> _What to do_
Across the records below, how many lines include the string "JSON"? Respond with the number only.

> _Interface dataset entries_
· · ·

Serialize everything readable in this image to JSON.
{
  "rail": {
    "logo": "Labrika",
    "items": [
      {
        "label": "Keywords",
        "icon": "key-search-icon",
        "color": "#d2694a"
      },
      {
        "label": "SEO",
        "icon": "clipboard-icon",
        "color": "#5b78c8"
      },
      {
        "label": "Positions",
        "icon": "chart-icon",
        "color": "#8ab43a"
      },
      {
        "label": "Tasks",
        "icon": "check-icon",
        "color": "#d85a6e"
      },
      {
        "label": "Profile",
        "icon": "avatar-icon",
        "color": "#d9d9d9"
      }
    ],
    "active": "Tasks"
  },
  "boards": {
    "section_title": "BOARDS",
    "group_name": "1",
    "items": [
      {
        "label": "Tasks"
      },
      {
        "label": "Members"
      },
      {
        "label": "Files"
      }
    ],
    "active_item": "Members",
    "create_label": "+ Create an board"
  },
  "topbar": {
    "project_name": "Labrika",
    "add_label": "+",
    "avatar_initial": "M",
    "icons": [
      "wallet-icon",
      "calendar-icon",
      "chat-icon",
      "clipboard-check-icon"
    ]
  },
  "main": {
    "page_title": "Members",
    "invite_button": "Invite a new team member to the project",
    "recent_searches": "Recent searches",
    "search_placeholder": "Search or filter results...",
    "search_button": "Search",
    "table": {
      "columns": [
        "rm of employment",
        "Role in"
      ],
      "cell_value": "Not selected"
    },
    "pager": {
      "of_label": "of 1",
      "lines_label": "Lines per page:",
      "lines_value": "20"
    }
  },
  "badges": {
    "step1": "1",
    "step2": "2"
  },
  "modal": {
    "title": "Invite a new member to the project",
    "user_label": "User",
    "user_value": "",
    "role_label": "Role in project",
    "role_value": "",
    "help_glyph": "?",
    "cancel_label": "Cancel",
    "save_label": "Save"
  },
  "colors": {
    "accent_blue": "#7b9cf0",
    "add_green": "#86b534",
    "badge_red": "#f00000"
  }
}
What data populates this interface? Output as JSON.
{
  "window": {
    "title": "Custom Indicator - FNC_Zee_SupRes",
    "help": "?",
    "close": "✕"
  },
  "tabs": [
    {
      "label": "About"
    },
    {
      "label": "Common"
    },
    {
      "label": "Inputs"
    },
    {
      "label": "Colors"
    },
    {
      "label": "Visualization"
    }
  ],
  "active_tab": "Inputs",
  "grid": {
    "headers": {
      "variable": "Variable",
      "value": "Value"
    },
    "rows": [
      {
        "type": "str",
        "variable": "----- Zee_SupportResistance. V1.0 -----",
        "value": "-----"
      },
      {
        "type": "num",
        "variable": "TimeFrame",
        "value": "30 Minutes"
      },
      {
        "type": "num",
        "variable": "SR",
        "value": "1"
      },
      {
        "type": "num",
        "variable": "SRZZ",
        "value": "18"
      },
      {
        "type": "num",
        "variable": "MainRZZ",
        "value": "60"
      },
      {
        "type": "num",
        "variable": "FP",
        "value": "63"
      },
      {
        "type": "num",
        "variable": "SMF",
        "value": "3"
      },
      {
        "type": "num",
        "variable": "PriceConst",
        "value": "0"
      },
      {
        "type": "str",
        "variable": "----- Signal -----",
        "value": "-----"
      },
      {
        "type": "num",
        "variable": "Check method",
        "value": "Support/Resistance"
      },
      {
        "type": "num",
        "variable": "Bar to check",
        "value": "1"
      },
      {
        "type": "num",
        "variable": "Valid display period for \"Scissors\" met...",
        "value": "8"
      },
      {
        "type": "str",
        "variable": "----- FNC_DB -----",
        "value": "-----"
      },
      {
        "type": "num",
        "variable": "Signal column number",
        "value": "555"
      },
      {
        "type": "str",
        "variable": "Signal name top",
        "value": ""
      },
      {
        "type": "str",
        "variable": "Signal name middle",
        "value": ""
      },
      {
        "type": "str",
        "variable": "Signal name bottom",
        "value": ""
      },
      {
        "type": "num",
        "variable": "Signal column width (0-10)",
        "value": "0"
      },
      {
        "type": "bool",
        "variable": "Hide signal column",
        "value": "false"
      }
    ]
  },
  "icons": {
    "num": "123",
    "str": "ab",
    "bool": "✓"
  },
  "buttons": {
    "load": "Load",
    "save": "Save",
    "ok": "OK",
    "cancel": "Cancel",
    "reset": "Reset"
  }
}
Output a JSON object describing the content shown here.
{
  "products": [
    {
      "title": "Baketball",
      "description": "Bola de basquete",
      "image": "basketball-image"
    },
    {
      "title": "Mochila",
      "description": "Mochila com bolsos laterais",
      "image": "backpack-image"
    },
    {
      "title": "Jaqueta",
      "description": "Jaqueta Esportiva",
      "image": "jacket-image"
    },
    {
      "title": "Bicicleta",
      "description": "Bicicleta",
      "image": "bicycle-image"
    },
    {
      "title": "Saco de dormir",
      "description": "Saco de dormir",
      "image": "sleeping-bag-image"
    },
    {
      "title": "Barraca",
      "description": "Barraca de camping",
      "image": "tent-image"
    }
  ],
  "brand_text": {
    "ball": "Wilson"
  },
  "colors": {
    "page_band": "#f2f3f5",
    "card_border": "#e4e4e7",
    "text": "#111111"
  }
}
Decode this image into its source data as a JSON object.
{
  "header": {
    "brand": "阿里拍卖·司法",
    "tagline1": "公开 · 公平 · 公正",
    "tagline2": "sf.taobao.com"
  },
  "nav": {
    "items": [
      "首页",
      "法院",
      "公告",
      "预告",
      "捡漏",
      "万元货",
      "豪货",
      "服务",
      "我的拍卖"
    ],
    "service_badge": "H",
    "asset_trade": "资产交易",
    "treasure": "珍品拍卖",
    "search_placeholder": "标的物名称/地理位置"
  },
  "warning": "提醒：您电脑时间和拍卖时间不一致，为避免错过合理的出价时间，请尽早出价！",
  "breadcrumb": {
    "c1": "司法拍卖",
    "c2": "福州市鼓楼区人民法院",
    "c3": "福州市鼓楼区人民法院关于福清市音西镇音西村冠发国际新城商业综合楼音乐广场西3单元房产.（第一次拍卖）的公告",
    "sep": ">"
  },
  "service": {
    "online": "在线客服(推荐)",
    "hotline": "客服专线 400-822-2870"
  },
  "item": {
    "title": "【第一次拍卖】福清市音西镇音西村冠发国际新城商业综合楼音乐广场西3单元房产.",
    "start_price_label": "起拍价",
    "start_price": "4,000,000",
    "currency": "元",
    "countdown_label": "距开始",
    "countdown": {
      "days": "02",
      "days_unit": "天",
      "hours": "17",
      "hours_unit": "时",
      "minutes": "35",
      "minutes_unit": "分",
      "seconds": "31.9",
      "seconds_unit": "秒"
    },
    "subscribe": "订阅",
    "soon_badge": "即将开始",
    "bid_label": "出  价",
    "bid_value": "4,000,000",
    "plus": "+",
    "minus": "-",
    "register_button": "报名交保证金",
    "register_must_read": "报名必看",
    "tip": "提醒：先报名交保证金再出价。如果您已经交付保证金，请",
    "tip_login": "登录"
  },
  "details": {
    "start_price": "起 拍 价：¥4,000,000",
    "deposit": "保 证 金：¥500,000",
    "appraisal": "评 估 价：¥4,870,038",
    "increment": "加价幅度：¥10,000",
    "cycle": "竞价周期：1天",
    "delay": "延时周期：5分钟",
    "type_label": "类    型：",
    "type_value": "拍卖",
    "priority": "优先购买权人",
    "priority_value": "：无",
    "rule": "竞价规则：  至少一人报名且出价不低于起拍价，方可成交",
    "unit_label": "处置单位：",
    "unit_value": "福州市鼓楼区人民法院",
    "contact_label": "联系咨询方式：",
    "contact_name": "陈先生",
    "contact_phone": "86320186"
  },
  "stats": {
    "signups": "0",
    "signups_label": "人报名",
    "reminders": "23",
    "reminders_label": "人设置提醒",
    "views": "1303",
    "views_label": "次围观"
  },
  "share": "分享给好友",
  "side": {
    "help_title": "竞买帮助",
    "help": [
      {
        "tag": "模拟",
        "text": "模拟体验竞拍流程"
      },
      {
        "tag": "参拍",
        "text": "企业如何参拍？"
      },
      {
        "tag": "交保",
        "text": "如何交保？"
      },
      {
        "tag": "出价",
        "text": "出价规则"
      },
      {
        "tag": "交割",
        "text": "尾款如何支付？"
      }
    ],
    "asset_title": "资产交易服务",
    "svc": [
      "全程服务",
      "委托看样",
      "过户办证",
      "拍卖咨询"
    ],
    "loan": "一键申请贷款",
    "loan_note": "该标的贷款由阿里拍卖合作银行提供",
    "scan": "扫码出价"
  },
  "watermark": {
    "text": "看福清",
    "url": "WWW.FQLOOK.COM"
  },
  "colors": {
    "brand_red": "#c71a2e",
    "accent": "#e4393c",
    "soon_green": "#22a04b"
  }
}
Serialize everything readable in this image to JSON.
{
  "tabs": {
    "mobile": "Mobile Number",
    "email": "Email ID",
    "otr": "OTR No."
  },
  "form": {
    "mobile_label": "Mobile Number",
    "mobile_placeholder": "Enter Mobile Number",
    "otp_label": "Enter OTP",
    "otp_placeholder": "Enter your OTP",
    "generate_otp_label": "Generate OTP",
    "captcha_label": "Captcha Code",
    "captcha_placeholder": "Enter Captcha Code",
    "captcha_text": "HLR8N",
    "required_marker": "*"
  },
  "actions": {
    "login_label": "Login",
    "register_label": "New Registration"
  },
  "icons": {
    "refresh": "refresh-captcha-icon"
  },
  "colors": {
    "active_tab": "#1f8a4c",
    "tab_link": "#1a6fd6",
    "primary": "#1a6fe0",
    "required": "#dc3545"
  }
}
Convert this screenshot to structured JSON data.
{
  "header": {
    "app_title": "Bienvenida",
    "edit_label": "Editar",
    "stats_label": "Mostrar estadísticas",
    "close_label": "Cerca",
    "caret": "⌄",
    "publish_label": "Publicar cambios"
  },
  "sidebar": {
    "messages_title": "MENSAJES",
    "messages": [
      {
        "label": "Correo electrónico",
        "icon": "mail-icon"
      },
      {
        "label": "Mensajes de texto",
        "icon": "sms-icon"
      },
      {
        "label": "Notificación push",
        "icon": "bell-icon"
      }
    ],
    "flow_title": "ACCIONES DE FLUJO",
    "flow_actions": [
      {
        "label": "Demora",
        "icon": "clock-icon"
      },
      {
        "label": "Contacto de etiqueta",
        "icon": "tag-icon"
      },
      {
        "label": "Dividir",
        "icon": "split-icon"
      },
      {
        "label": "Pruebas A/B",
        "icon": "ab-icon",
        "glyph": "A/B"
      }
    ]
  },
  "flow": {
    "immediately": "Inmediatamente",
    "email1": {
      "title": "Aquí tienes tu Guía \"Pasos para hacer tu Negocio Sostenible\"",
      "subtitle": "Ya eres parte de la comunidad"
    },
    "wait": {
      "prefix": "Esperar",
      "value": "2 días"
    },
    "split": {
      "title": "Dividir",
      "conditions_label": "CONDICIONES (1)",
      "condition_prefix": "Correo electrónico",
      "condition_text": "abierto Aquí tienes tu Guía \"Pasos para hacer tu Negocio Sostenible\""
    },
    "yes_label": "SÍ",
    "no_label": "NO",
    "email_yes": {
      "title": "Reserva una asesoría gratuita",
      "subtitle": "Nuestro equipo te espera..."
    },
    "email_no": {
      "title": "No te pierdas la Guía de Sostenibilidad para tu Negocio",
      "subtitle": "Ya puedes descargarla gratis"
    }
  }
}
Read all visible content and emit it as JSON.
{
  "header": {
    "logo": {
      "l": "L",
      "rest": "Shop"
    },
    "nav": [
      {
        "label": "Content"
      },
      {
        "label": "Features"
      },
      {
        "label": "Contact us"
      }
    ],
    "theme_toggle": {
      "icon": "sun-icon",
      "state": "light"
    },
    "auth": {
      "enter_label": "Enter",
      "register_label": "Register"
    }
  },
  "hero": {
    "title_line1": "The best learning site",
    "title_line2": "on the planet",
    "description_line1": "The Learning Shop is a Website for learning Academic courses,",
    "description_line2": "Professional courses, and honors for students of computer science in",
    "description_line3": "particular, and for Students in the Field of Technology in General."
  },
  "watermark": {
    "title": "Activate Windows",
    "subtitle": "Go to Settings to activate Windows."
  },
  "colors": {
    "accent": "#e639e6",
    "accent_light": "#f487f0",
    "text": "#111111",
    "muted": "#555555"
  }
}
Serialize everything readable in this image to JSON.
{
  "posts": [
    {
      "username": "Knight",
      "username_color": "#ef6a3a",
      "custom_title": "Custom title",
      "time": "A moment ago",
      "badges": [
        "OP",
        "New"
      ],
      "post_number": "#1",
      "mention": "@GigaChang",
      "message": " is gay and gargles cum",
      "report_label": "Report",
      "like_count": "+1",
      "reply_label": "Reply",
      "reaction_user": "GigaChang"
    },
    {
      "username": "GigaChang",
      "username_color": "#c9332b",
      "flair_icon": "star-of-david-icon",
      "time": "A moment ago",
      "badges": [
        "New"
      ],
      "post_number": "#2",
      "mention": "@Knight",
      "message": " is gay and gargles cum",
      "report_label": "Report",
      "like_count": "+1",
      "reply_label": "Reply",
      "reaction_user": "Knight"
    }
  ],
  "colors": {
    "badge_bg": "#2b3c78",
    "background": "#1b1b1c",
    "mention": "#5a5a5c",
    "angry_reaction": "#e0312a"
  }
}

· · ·

> _Answer section_
8